The legal brief, released yesterday by The Hague’s appellate court, reiterated the prosecutors’ case that retired Washington Post reporter Jonathan C. Randal must appear as a witness in the trial of Bosnian Serb Deputy Prime Minister Radoslav Brdjanin, despite adamant appeals by several of the world’s largest news agencies to exempt journalists from testifying in war crimes trials.
The brief comes in response to a legal appeal filed on behalf of the 69-year-old Randal and the Post challenging a lower court’s decision to compel Randal to testify against Brdjanin. The former Yugoslav official,whom Randal interviewed in 1993, is accused of persecuting and expelling more than 100,000 non-Serbs from northwest Bosnia during the 1992-95 war.
UN investigators in early June first told Randal, who now lives in Paris, that he was required to testify against Brdjanin. Although the retired reporter offered to supply UN prosecutors with a written statement verifying his interview of Brdjanin nine years ago, Randal refused to appear as a witness in court.
“Journalists would as a collective profession be put at risk of greater harm and danger,” Randal argued in his written request to dismiss the subpoena.
Randal’s former employers at the Post supported his concerns.
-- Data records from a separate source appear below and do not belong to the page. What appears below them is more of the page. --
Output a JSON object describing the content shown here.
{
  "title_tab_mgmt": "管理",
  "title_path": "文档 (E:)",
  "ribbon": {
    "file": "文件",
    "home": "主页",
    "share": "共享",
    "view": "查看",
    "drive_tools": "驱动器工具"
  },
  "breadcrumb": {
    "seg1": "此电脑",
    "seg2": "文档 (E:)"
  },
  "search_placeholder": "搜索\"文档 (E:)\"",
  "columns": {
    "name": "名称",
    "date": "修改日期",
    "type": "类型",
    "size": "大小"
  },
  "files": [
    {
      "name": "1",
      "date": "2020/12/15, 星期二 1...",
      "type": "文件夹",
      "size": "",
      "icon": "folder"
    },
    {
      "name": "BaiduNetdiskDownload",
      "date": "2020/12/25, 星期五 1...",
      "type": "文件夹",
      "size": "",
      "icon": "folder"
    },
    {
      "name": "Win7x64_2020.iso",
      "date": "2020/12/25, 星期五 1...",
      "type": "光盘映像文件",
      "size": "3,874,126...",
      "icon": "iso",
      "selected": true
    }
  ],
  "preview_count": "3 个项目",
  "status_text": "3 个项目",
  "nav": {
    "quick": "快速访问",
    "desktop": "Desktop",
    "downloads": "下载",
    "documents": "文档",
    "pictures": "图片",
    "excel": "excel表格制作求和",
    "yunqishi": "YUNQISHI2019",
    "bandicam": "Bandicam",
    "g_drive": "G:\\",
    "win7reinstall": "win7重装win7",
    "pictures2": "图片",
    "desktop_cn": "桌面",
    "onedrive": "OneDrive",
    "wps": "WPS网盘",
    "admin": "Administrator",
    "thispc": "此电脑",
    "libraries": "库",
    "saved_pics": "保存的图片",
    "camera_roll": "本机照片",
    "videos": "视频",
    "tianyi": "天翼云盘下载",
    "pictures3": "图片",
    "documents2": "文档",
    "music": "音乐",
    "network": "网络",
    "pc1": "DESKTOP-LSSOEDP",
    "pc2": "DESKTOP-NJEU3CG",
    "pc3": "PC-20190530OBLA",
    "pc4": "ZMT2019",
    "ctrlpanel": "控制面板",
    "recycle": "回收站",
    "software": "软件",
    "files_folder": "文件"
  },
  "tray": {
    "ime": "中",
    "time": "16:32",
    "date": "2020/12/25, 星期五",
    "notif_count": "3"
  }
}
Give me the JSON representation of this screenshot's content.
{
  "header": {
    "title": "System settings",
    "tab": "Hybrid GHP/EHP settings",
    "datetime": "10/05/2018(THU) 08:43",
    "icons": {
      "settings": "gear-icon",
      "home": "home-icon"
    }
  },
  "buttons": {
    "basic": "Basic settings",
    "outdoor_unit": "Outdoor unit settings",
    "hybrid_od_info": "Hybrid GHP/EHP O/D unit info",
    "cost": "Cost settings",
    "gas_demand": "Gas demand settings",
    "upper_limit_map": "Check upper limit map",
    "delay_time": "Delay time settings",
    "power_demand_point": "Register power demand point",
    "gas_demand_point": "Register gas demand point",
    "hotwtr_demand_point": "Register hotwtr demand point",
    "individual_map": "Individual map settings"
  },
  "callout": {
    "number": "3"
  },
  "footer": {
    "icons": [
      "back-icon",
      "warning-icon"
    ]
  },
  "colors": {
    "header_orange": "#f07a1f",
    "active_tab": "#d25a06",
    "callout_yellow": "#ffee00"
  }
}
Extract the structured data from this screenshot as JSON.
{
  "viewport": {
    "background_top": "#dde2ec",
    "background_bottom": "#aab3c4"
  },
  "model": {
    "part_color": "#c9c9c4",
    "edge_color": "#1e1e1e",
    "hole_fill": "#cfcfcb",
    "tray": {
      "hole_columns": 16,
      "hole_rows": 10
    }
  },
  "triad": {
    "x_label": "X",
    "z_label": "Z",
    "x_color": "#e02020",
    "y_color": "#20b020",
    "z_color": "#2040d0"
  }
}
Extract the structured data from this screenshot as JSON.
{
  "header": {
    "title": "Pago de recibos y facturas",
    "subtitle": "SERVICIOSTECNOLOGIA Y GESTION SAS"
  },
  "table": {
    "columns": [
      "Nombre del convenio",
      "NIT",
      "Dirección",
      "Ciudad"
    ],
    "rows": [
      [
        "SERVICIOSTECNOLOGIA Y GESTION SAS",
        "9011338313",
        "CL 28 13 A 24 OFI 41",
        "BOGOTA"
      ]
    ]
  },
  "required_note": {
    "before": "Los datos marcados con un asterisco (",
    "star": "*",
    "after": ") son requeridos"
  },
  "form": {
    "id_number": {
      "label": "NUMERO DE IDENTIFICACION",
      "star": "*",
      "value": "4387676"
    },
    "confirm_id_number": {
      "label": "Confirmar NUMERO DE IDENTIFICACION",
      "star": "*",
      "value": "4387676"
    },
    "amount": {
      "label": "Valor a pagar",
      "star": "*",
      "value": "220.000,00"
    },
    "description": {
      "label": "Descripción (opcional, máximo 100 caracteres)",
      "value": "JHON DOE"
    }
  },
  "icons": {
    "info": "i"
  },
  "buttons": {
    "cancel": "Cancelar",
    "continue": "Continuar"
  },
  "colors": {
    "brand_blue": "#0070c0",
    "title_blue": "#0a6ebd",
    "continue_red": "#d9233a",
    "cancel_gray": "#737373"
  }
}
In a brief addressed to the UN tribunal’s appeals court, attorneys for the newspaper argued that reporting on regional conflicts would become more dangerous if sources feared their interactions with reporters could be used against them later in a war crimes trial.
“They [journalists] are not tools of the prosecution or investigative arm of government or court and it is important to honor that distinction,” lawyers representing Randal and the newspaper wrote in their submission to the court.
Thirty-four other media organizations, including the BBC, the Associated Press and CNN, as well as journalists’ associations, have joined the appeal, according to court documents.
The media organizations urged the tribunal to establish a “qualified privilege” for journalists that would exempt them from subpoenas “unless their testimony is absolutely essential to the germination of the case and the information cannot be obtained from any other means.”
The UN prosecutors replied in their brief that Randal’s subpoena meets the media group’s criteria because his evidence cannot be obtained elsewhere and is deemed essential in their case against Brdjanin.
Prosecutors also noted that Randal was not trying to protect a source, since his interview with Brdjanin was already published; therefore, he should not be be concerned about reprisal for his testimony. Randal conducted his interview with Brdjanin through an interpreter, identified only as “X,” whom Brdjanin’s defense deemed hostile and biased.
However, the prosecutors cautioned that the war crimes tribunal should avoid setting any major precedent or “sweeping ground rules” for ordering reporters to the witness stand.
Though the date of the appeals hearing has not been scheduled, Jim Landale, a spokesman for the International Criminal Tribunal for the former Yugoslavia, said the appeals chamber’s judges would “not sit on it [the case] for months and months.”
Landale could not comment on possible penalties Randal might face if he defies the court order to appear.
The escalating conflict between the tribunal and media groups comes as BBC reporter Jacky Rowland concluded her testimony in the trial against former Yugoslav President Slobodan Milosevic on Thursday. Milosevic, who is leading his own defense at The Hague, has been accused of orchestrating ethnic massacres during the Balkan wars of the 1990s.
Rowland, the former Belgrade correspondent for the BBC, said she voluntarily appeared as a witness at the Hague tribunal, calling it a continuation of her war coverage.
“My meeting with Milosevic in the courtroom — my only meeting with him — somehow drew a line under my years of reporting from the Balkans,” Rowland wrote in an article published yesterday in The Guardian, a London-based newspaper.
“I just regard it as a duty, and not something to be shirked from,” Rowland told The Guardian on Aug. 20. “What puts us in some kind of different ethical category from everyone else? And I don’t really buy the argument that it makes life more dangerous for journalists. Life is dangerous for journalists anyway, and in an era of 24 hour news, people are more likely to demand your tapes and equipment immediately rather than be worried that you might testify against them at some tribunal three years down the line.”
Although some reporters, like Rowland, have decided to testify before the tribunal, others have said acting as a witness would jeopardize journalists’ lives and professions.
“The reason to resist becoming a participant is obvious: If dictators see reporters as potential witnesses in prosecutions, tyrants in trouble will be likely to kill those witnesses,” New York Times columnist William Safire wrote on June 21.
Last year, fifty-five journalists were killed while reporting from war zones, according to the International Press Institute.